NSA Surveillance: The Litigation and its Implications

By Thomas R. McCarthy
February 03, 2007

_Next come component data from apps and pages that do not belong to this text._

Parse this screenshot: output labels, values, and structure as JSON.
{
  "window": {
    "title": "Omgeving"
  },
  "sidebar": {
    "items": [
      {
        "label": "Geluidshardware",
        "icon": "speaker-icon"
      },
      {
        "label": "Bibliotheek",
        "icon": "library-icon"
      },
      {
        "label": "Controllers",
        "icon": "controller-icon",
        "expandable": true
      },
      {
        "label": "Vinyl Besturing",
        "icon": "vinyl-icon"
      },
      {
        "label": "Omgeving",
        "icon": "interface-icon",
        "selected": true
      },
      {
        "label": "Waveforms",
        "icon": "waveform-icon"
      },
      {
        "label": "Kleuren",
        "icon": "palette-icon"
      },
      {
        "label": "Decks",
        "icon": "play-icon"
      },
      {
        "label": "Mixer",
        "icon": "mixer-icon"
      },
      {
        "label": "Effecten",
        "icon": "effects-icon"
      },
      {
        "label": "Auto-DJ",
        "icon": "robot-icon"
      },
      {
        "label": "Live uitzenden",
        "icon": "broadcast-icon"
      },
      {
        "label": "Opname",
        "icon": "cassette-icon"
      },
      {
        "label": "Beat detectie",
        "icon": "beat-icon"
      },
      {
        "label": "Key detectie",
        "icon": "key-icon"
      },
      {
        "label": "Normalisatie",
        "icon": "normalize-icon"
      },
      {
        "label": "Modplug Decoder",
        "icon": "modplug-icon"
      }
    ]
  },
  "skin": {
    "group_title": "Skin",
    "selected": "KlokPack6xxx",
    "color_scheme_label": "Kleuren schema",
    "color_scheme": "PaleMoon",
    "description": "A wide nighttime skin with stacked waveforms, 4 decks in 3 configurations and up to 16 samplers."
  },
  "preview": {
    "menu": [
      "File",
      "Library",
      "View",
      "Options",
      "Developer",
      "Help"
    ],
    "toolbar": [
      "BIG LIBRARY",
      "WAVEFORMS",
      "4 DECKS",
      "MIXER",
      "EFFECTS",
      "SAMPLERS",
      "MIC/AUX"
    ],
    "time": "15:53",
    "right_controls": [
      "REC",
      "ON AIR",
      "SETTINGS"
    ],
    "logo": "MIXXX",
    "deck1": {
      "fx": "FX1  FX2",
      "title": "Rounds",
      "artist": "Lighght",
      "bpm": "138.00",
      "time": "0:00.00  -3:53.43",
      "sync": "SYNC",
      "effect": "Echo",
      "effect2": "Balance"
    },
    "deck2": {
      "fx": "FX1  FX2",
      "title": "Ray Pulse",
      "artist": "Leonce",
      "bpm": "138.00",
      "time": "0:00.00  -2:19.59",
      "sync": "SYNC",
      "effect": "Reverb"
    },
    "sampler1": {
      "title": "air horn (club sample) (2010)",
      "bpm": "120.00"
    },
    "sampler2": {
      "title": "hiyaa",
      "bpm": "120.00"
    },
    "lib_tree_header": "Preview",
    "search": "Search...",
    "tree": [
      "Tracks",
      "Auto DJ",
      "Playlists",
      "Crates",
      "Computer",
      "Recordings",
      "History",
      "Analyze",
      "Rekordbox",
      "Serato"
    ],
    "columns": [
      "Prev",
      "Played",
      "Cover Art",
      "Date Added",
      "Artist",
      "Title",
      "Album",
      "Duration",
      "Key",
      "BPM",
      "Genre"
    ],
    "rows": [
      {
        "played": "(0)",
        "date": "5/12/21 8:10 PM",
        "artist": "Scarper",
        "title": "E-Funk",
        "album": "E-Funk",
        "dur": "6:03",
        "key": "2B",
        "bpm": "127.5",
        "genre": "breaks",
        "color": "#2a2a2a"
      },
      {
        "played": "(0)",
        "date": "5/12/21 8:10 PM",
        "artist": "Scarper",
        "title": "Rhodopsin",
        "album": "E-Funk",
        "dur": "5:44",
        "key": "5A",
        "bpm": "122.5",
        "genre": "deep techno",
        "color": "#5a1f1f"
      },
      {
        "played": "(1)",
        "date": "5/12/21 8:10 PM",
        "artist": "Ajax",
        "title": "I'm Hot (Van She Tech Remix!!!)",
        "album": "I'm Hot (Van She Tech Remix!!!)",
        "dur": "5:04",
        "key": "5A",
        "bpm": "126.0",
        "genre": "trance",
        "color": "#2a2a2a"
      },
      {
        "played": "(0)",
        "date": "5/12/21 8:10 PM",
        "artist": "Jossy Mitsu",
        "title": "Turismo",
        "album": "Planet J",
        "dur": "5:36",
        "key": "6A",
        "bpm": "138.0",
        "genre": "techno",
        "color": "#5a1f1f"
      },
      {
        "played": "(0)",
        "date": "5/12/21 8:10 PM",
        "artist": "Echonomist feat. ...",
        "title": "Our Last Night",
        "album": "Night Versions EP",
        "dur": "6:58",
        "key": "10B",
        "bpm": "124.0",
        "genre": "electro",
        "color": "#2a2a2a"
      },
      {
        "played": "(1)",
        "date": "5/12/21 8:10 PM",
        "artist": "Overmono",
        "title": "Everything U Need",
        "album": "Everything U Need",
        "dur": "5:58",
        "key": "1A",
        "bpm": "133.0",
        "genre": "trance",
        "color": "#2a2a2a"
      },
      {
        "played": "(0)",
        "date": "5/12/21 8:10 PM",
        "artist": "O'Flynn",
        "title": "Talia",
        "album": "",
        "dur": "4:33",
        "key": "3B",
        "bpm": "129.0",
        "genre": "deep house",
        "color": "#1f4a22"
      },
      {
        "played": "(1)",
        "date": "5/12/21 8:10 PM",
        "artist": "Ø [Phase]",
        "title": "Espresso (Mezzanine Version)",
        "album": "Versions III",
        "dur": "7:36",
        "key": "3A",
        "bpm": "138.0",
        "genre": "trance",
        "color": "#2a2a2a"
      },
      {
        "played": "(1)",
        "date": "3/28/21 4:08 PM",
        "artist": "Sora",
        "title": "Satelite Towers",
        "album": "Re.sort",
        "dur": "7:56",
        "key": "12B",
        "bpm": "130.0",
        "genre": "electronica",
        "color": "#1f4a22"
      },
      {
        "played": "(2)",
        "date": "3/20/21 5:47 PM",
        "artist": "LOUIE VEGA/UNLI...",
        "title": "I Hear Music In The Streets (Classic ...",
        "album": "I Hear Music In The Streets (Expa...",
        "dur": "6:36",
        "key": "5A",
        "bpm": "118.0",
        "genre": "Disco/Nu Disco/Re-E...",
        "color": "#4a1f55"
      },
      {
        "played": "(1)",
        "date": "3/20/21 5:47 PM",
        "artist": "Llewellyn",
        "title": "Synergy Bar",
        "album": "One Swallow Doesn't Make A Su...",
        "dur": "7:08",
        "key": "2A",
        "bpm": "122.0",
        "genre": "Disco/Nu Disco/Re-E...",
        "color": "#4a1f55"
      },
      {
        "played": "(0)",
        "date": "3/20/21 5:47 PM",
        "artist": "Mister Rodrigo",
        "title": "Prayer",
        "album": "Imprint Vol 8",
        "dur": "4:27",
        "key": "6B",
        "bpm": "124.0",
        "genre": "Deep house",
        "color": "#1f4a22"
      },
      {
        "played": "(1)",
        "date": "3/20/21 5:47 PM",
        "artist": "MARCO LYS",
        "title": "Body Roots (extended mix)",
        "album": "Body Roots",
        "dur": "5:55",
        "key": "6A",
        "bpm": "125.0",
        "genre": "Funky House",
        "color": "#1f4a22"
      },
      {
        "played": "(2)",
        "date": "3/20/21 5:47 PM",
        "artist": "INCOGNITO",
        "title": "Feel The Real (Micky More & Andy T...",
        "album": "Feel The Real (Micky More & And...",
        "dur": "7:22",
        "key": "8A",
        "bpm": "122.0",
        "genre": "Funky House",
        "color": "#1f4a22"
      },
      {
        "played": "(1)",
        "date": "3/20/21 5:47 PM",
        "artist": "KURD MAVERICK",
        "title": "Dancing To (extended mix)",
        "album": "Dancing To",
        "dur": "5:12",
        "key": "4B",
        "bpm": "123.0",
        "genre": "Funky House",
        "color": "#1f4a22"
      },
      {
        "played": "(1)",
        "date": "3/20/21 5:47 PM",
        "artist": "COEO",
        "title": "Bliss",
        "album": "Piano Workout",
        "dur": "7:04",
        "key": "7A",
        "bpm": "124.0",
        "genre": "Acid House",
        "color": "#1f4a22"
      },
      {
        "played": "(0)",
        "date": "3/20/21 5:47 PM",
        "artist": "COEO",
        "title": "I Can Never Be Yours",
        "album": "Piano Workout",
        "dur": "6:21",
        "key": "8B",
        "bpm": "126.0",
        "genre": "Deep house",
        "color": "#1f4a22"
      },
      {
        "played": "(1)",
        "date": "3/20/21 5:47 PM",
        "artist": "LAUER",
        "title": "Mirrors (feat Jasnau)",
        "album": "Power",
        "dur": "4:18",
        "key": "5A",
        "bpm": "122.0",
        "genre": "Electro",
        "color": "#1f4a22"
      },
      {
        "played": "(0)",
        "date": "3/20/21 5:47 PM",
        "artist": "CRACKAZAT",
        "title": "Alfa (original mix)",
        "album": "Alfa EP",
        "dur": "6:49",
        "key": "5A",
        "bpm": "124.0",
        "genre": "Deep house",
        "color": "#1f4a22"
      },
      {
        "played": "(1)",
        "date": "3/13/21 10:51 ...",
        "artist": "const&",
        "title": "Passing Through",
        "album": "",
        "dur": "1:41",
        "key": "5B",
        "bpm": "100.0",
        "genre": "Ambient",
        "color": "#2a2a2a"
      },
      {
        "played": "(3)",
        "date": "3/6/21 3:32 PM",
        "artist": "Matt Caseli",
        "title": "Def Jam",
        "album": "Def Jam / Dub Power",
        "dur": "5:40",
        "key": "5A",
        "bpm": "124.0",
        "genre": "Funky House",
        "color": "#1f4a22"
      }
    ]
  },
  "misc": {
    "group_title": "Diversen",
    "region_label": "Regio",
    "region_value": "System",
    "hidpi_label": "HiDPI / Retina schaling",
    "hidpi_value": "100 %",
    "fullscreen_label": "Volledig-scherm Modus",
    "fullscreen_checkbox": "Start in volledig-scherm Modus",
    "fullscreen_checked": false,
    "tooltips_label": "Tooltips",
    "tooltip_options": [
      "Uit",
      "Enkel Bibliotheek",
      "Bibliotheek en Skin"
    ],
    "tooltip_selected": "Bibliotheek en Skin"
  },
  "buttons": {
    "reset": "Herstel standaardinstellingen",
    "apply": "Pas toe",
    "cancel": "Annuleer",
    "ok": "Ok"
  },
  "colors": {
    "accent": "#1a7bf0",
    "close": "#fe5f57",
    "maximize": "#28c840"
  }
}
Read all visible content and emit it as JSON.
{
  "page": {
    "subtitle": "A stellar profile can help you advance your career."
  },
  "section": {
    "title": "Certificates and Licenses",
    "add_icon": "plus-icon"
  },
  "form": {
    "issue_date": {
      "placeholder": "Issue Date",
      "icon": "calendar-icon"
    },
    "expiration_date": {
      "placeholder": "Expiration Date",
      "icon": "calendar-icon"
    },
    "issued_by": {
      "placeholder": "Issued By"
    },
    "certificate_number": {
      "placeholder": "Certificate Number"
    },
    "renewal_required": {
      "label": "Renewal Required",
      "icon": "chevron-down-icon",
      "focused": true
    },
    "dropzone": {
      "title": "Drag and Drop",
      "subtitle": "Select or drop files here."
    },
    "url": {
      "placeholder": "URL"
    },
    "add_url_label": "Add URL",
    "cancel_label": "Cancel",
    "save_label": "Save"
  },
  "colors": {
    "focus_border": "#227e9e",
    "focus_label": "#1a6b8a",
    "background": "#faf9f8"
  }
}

On December 16, 2005, the New York Times reported that President Bush had authorized the National Security Agency (NSA) to conduct surveillance of communications within the United States in the absence of court approval for the purposes of effectuating the mandate of the joint resolution Congress passed shortly after the September 11, 2001 terror attacks. The day after the news leak, President Bush, in his weekly radio address, confi rmed the existence of the Terrorist Surveillance Program (“TSP”). The President stated that he had “authorized the National Security Agency, consistent with U.S. law and the Constitution, to intercept the international communications of people with known links to al Qaeda and related terrorist organizations,” and he gave a limited description of the process used periodically to review and reauthorize the TSP. An additional element of the TSP was alleged in May 2006, when USA Today reported that AT&T, Verizon, and BellSouth had provided the Government with access to the communications records of tens of millions of Americans, a charge the companies have consistently denied. The Government has not confirmed the existence of this alleged “records” element of the TSP....